    'Normcore' fashion: Blending in is the new standing out in latest catwalk non-trend

    'Normcore': Blending in is the new standing out

    Just when fashion was in grave danger of running out of trends, it only went and invented the non-trend. Rebecca Gonsalves investigates
    Dance’s new leading ladies fight back: How female vocalists are now writing their own hits

    New leading ladies of dance fight back

    How female vocalists are now writing their own hits
    Mystery of the Ground Zero wedding photo

    A shot in the dark

    Mystery of the wedding photo from Ground Zero
    His life, the universe and everything

    His life, the universe and everything

    New biography sheds light on comic genius of Douglas Adams
    Save us from small screen superheroes

    Save us from small screen superheroes

    Shows like Agents of S.H.I.E.L.D are little more than marketing tools
    Reach for the skies

    Reach for the skies

    From pools to football pitches, rooftop living is looking up
    These are the 12 best hotel spas in the UK

    12 best hotel spas in the UK

    Some hotels go all out on facilities; others stand out for the sheer quality of treatments
    These Iranian-controlled Shia militias used to specialise in killing American soldiers. Now they are fighting Isis, backed up by US airstrikes

    Widespread fear of Isis is producing strange bedfellows

    Iranian-controlled Shia militias that used to kill American soldiers are now fighting Isis, helped by US airstrikes
    Topshop goes part Athena poster, part last spring Prada

    Topshop goes part Athena poster, part last spring Prada

    Shoppers don't come to Topshop for the unique
    How to make a Lego masterpiece

    How to make a Lego masterpiece

    Toy breaks out of the nursery and heads for the gallery
    Meet the ‘Endies’ – city dwellers who are too poor to have fun

    Meet the ‘Endies’ – city dwellers who are too poor to have fun

    Urbanites are cursed with an acronym pointing to Employed but No Disposable Income or Savings
    Paisley’s decision to make peace with IRA enemies might remind the Arabs of Sadat
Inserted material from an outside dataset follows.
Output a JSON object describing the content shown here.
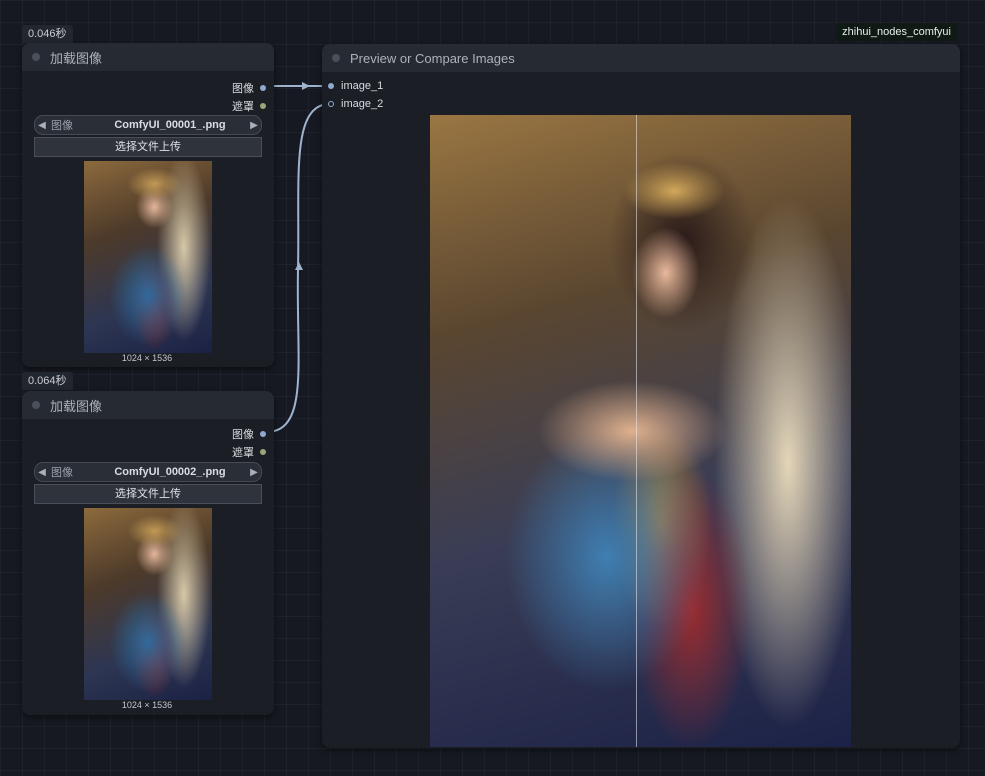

    Ian Paisley’s decision to make peace with his IRA enemies

    His Save Ulster from Sodomy campaign would surely have been supported by many a Sunni imam